South Sudan takes in 10,000 refugees fleeing Sudan

More than 10,000 people have registered as refugees in South Sudan after fleeing the conflict in Sudan, the United Nations (UN) Office for the Coordination of Humanitarian Affairs (OCHA) has said.

While, overall, 130,000 people have fled into South Sudan since the fighting started in April, most of them were South Sudanese returning home.

OCHA said the latest influx continues to compound a dire situation as the arrival numbers are projected to continue to increase as fighting continues.

Among those arriving include unaccompanied or separated children, the elderly, persons with disabilities, those with urgent medical needs, single- or female-headed households and pregnant women, OCHA added.

Many arrivals have witnessed, or were subjected to, violence and exploitation such as extortion and looting, including during their journey to South Sudan.

Looking at the rest of Sudan’s neighbours, Egypt – with 255,000 – and Chad – with 120,000 – have taken in the bulk of the refugees fleeing the violence.

Paloich Airport, which usually buzzes with the sound of well-heeled workers serving South Sudan’s oil fields, has turned into a camp for thousands of people fleeing the conflict in neighbouring Sudan – now more than a month old.

There are no toilet facilities, no running water, and no kitchens – just crowds of people living around their bags, resting on luggage trolleys, or sleeping under makeshift tents while waiting to catch a flight.

They have ended up here, four hours from the border with Sudan, in the hope of finding a way out.
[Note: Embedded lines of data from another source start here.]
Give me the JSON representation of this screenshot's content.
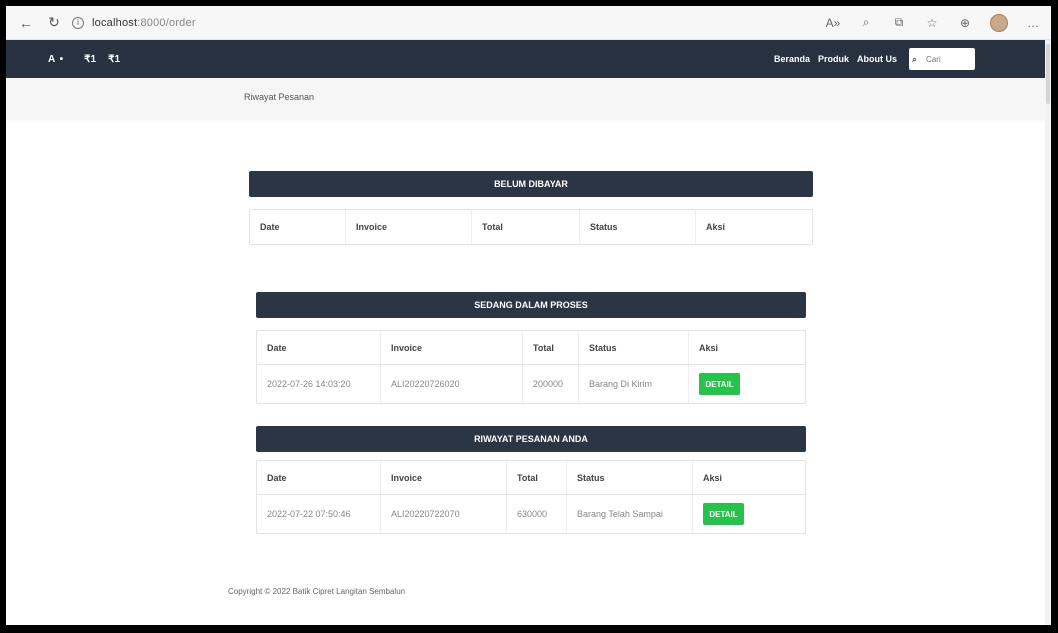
{
  "browser": {
    "url_host": "localhost",
    "url_path": ":8000/order",
    "icons": [
      "back-icon",
      "refresh-icon",
      "info-icon",
      "read-aloud-icon",
      "zoom-icon",
      "extensions-icon",
      "favorites-icon",
      "collections-icon",
      "profile-icon",
      "more-icon"
    ]
  },
  "navbar": {
    "brand": "A •",
    "icon1": "₹1",
    "icon2": "₹1",
    "links": [
      "Beranda",
      "Produk",
      "About Us"
    ],
    "search_placeholder": "Cari"
  },
  "breadcrumb": "Riwayat Pesanan",
  "sections": [
    {
      "title": "BELUM DIBAYAR",
      "headers": [
        "Date",
        "Invoice",
        "Total",
        "Status",
        "Aksi"
      ],
      "rows": []
    },
    {
      "title": "SEDANG DALAM PROSES",
      "headers": [
        "Date",
        "Invoice",
        "Total",
        "Status",
        "Aksi"
      ],
      "rows": [
        {
          "date": "2022-07-26 14:03:20",
          "invoice": "ALI20220726020",
          "total": "200000",
          "status": "Barang Di Kirim",
          "action": "DETAIL"
        }
      ]
    },
    {
      "title": "RIWAYAT PESANAN ANDA",
      "headers": [
        "Date",
        "Invoice",
        "Total",
        "Status",
        "Aksi"
      ],
      "rows": [
        {
          "date": "2022-07-22 07:50:46",
          "invoice": "ALI20220722070",
          "total": "630000",
          "status": "Barang Telah Sampai",
          "action": "DETAIL"
        }
      ]
    }
  ],
  "footer": "Copyright © 2022 Batik Cipret Langitan Sembalun",
  "colors": {
    "navbar": "#27313f",
    "section_header": "#2b3644",
    "detail_button": "#27c24c"
  }
}
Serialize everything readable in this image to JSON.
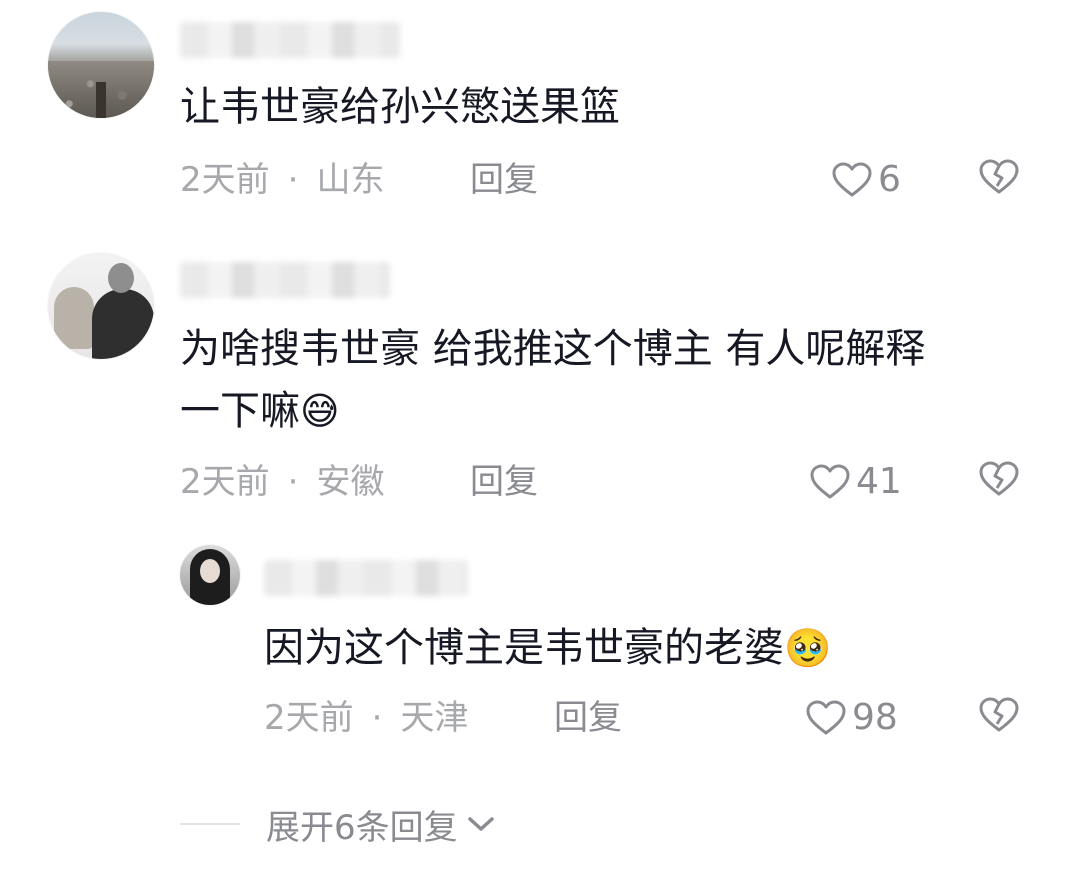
{
  "comments": [
    {
      "username": "",
      "text": "让韦世豪给孙兴慜送果篮",
      "emoji": "",
      "time": "2天前",
      "separator": "·",
      "location": "山东",
      "reply_label": "回复",
      "likes": "6"
    },
    {
      "username": "",
      "text_line1": "为啥搜韦世豪 给我推这个博主 有人呢解释",
      "text_line2": "一下嘛",
      "emoji": "😅",
      "time": "2天前",
      "separator": "·",
      "location": "安徽",
      "reply_label": "回复",
      "likes": "41"
    },
    {
      "username": "",
      "text": "因为这个博主是韦世豪的老婆",
      "emoji": "🥹",
      "time": "2天前",
      "separator": "·",
      "location": "天津",
      "reply_label": "回复",
      "likes": "98"
    }
  ],
  "expand_replies_label": "展开6条回复",
  "icons": {
    "like": "heart-outline-icon",
    "dislike": "broken-heart-icon",
    "expand": "chevron-down-icon"
  },
  "colors": {
    "text": "#161823",
    "meta": "#a7a8ac",
    "action": "#8a8b91"
  }
}
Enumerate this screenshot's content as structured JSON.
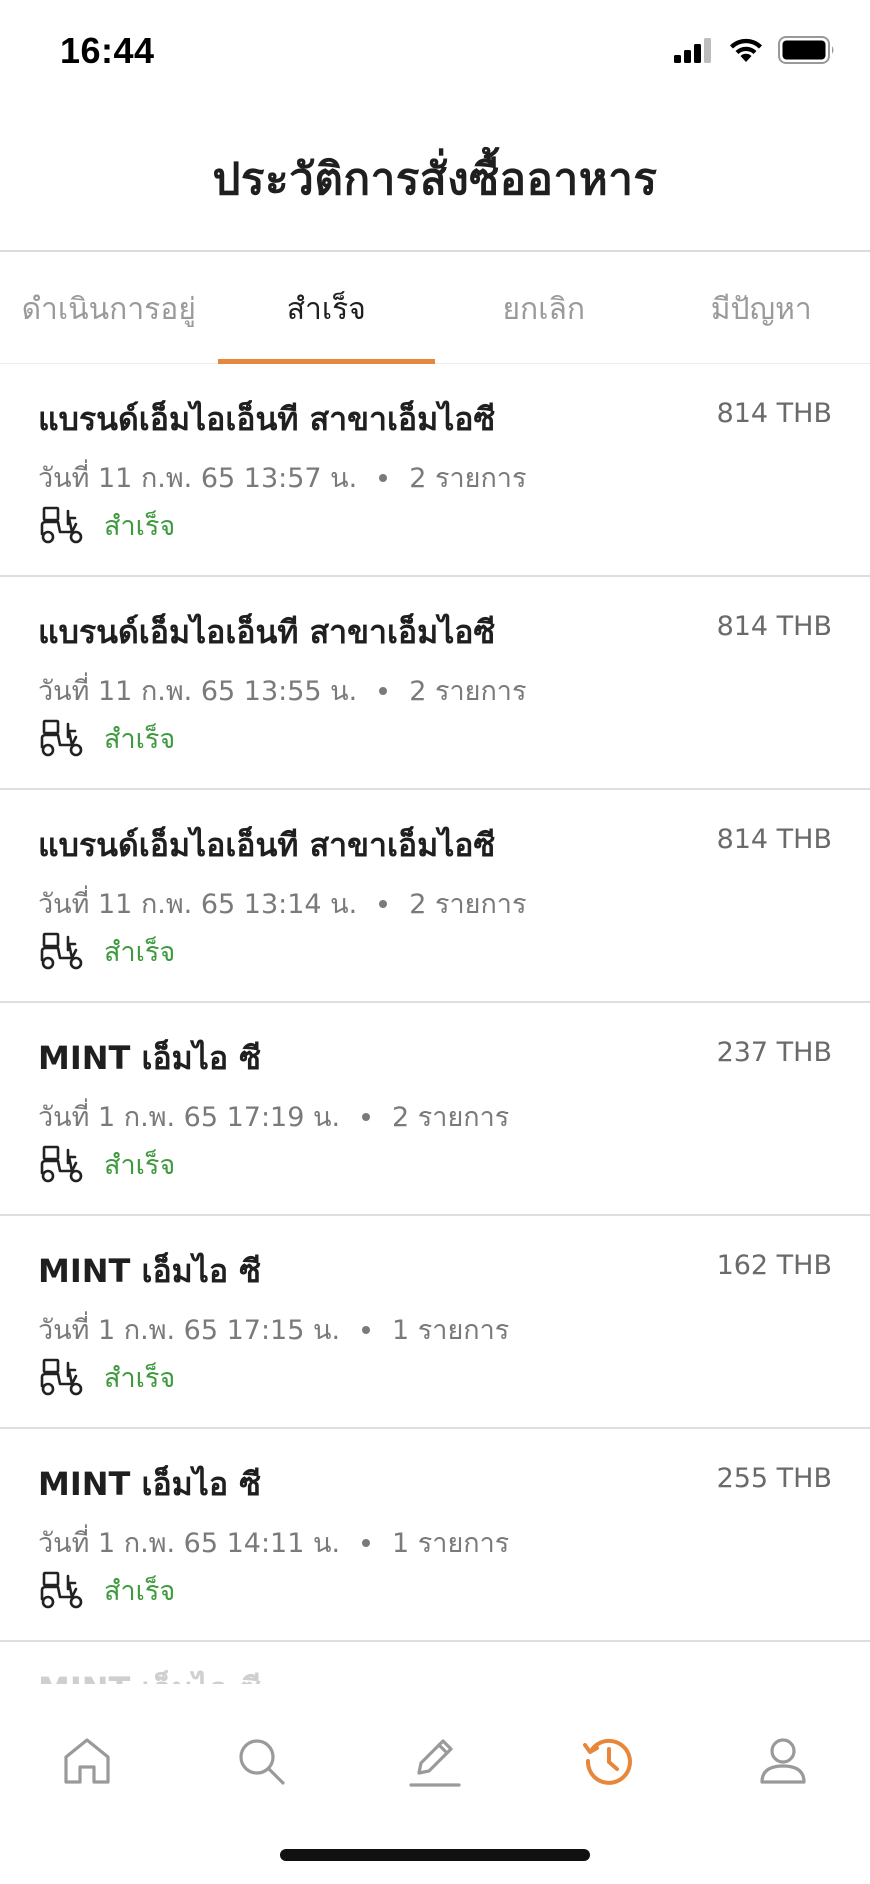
{
  "status_bar": {
    "time": "16:44"
  },
  "header": {
    "title": "ประวัติการสั่งซื้ออาหาร"
  },
  "tabs": [
    {
      "label": "ดำเนินการอยู่",
      "active": false
    },
    {
      "label": "สำเร็จ",
      "active": true
    },
    {
      "label": "ยกเลิก",
      "active": false
    },
    {
      "label": "มีปัญหา",
      "active": false
    }
  ],
  "orders": [
    {
      "name": "แบรนด์เอ็มไอเอ็นที สาขาเอ็มไอซี",
      "price": "814 THB",
      "date": "วันที่ 11 ก.พ. 65 13:57 น.",
      "items": "2 รายการ",
      "status": "สำเร็จ"
    },
    {
      "name": "แบรนด์เอ็มไอเอ็นที สาขาเอ็มไอซี",
      "price": "814 THB",
      "date": "วันที่ 11 ก.พ. 65 13:55 น.",
      "items": "2 รายการ",
      "status": "สำเร็จ"
    },
    {
      "name": "แบรนด์เอ็มไอเอ็นที สาขาเอ็มไอซี",
      "price": "814 THB",
      "date": "วันที่ 11 ก.พ. 65 13:14 น.",
      "items": "2 รายการ",
      "status": "สำเร็จ"
    },
    {
      "name": "MINT เอ็มไอ ซี",
      "price": "237 THB",
      "date": "วันที่ 1 ก.พ. 65 17:19 น.",
      "items": "2 รายการ",
      "status": "สำเร็จ"
    },
    {
      "name": "MINT เอ็มไอ ซี",
      "price": "162 THB",
      "date": "วันที่ 1 ก.พ. 65 17:15 น.",
      "items": "1 รายการ",
      "status": "สำเร็จ"
    },
    {
      "name": "MINT เอ็มไอ ซี",
      "price": "255 THB",
      "date": "วันที่ 1 ก.พ. 65 14:11 น.",
      "items": "1 รายการ",
      "status": "สำเร็จ"
    }
  ],
  "partial_order": {
    "name": "MINT เอ็มไอ ซี"
  },
  "icons": {
    "delivery": "delivery-scooter-icon",
    "nav": [
      "home-icon",
      "search-icon",
      "edit-icon",
      "history-icon",
      "profile-icon"
    ]
  },
  "bottom_nav": {
    "active": "history"
  },
  "colors": {
    "accent": "#e8873a",
    "success": "#3f9a3f",
    "muted": "#9a9a9a",
    "divider": "#dedede"
  }
}
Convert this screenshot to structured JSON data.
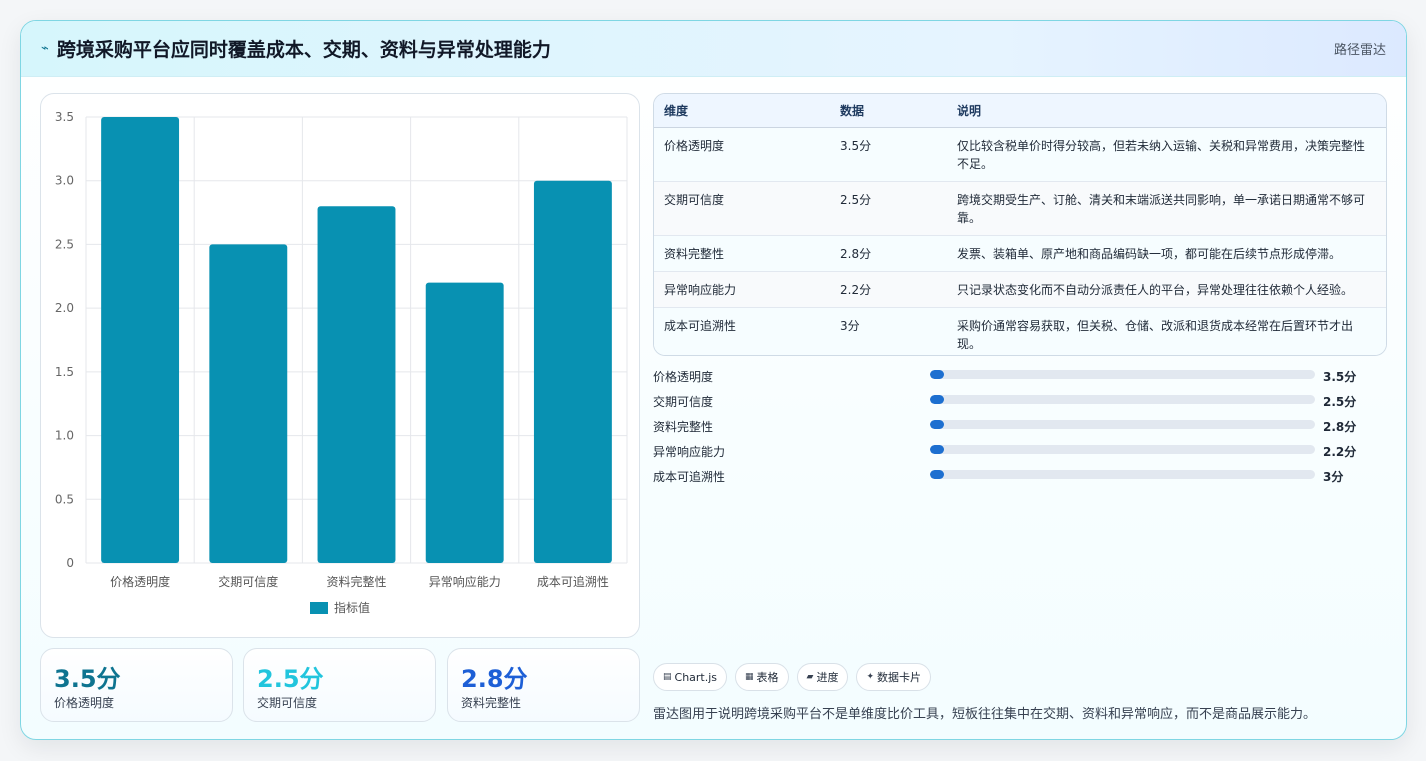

But there are few flights and little information about when people may be able to leave.

Among these refugees are Eritreans who have been uprooted for a second time after previously arriving in Sudan to escape the situation at home. And these people are stuck in limbo.

According to the UN, there were over 136,000 Eritrean refugees and asylum seekers in Sudan before this war.

Most Eritreans do not want to give their names to journalists because they are scared of retribution from the Eritrean authorities.-BBC

Show More
Back to top button